Sure, you've seen Pluto. But have you seen Pluto ... on principal component analysis?

Sure, you've seen Pluto. But have you seen Pluto ... on principal component analysis?

That's the statistical technique used by NASA to highlight differences in the color of the dwarf planet's surface that might not be obvious to the naked eye. Think of it like turning the contrast way up, but scientifically. The image was taken from about 22,000 miles away on July 14 by the New Horizons probe, which is now well on its way to the rocky Kuiper Belt.

Related: NASA Shows Pluto Flyby Video and Picks Next Destination for New Horizons

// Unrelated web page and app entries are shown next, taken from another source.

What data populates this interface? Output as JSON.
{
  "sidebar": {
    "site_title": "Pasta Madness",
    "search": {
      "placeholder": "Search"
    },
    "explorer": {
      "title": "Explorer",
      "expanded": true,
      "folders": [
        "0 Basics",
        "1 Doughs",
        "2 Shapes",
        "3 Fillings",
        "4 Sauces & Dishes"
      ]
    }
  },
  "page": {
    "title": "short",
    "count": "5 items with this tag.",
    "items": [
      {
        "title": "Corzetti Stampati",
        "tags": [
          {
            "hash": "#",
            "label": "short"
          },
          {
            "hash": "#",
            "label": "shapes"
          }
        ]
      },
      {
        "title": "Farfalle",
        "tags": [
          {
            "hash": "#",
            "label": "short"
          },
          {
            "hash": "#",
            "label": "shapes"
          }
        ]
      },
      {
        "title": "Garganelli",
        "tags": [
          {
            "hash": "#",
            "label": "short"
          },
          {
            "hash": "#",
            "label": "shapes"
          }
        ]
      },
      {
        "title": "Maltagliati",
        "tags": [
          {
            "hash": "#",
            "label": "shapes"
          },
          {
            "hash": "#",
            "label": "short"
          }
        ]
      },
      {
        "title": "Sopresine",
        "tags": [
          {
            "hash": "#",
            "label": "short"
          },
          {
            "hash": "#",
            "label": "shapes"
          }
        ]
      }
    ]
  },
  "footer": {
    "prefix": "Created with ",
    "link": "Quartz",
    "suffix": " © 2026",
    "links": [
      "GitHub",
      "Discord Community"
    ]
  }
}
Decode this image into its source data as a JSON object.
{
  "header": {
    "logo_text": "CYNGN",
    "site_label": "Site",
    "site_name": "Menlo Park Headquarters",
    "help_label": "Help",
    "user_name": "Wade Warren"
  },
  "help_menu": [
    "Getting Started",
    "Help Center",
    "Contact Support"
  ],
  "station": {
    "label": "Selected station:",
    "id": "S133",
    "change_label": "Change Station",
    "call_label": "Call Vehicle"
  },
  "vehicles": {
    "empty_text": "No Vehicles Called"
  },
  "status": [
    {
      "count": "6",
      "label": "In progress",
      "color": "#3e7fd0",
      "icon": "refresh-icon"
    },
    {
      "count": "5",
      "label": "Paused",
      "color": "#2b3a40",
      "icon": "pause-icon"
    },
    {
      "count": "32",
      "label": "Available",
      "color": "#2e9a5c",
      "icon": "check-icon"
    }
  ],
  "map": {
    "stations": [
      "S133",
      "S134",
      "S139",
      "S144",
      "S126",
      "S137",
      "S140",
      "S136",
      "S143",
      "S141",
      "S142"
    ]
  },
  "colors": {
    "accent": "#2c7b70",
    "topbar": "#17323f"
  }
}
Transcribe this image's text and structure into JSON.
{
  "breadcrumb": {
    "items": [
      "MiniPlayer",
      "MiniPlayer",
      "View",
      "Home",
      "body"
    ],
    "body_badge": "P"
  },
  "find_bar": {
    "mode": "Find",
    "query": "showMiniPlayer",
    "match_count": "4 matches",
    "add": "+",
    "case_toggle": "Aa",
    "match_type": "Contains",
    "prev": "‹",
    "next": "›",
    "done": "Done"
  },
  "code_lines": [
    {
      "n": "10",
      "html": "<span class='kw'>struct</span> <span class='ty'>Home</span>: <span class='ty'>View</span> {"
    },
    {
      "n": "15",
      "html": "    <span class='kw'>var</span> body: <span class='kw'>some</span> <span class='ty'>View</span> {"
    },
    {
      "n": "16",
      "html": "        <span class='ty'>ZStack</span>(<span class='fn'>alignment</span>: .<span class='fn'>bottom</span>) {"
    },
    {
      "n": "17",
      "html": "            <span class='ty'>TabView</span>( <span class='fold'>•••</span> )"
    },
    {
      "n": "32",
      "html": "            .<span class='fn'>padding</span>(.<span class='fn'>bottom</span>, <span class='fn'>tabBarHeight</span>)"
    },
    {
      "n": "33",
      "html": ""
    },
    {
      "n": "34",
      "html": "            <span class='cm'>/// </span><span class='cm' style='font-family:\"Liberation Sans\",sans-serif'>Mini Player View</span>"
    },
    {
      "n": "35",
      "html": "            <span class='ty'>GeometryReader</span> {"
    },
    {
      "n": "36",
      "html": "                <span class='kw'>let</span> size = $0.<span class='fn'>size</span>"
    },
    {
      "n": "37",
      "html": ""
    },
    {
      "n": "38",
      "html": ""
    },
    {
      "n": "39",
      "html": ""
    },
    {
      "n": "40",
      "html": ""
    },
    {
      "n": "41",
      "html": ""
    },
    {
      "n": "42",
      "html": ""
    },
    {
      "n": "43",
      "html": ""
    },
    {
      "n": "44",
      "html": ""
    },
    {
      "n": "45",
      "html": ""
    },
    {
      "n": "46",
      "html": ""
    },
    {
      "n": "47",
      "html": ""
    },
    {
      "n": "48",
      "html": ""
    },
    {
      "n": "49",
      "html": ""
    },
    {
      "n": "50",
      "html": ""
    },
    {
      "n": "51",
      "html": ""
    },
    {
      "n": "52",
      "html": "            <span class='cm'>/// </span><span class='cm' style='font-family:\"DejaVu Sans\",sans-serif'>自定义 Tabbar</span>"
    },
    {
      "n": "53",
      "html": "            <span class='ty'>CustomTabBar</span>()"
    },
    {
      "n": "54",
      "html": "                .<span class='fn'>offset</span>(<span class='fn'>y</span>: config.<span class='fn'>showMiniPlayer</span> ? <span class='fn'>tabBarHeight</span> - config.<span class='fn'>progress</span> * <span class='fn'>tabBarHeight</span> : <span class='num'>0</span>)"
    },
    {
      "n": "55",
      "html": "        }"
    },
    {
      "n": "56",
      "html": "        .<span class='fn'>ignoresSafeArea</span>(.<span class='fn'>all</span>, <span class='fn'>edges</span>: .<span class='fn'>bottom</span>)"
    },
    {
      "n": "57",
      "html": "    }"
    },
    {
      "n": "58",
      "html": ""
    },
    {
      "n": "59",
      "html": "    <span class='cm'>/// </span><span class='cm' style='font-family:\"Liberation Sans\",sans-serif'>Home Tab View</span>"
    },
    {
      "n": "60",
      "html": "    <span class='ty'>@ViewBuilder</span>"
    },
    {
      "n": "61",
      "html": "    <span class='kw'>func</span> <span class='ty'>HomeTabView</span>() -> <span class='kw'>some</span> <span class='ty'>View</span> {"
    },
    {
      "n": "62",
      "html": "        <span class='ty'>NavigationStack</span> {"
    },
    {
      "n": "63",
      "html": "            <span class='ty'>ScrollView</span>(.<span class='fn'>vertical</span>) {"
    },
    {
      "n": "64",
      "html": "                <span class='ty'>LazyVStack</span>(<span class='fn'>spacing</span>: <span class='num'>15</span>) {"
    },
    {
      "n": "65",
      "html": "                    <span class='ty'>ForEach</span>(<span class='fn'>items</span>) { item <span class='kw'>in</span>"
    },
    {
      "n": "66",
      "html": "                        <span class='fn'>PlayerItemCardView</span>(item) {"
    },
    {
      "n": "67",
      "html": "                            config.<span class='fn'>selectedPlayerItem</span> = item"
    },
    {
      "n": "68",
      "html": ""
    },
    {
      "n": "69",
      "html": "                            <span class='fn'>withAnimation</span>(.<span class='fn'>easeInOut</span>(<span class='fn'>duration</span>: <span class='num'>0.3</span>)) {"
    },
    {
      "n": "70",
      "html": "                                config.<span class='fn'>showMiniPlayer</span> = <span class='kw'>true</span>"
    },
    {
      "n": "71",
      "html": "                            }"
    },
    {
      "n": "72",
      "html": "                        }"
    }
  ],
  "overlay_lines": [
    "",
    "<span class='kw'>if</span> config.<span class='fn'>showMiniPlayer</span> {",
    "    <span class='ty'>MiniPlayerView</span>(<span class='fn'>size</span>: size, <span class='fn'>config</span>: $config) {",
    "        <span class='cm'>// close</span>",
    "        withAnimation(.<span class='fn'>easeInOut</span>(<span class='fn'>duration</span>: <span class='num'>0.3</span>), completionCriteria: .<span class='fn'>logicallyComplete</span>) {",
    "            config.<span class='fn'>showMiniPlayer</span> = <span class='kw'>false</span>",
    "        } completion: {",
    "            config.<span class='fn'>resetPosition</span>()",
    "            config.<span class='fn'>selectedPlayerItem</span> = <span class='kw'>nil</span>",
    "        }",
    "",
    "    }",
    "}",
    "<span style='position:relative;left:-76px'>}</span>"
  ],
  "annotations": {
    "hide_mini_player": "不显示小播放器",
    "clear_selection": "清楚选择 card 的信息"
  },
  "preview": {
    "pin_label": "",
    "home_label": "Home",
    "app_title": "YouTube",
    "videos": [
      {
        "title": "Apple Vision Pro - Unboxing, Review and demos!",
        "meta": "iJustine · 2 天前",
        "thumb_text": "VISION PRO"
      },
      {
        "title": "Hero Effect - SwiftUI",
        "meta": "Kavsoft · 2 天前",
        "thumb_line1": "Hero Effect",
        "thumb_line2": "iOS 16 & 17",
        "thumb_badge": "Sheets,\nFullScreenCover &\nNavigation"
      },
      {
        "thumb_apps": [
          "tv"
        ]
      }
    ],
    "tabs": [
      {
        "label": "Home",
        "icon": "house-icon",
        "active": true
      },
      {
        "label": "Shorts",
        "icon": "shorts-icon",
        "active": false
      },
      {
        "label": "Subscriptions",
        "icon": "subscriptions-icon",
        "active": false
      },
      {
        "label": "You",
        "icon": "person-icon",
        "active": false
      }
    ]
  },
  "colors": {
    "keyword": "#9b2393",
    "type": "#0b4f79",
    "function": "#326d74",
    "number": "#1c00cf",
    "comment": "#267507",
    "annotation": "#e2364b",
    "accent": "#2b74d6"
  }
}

By making these slight differences in color extra-obvious (even more than the enhanced color photo), patterns emerge that otherwise may seem to be just noise or random features. Compare the colorful version above with the true-color version below and see how patterns jump out at you.

Image: Pluto
This is the last and most detailed image of Pluto sent to Earth before Tuesday's moment of closest approach. The LORRI picture was taken by NASA's New Horizons spacecraft at about 4 p.m. ET on July 13, about 16 hours before the moment of closest approach. The spacecraft was 476,000 miles (766,000 kilometers) from the surface. This view has been colorized using imagery from New Horizons' RALPH imager.NASA / JHUAPL / SwRI

New Horizons may be millions of miles past Pluto, but it's still beaming information to scientists at NASA, where planetologists and astronomers are busy picking it apart for juicy new insights. Expect more interesting imagery and discoveries to keep showing up for quite a while.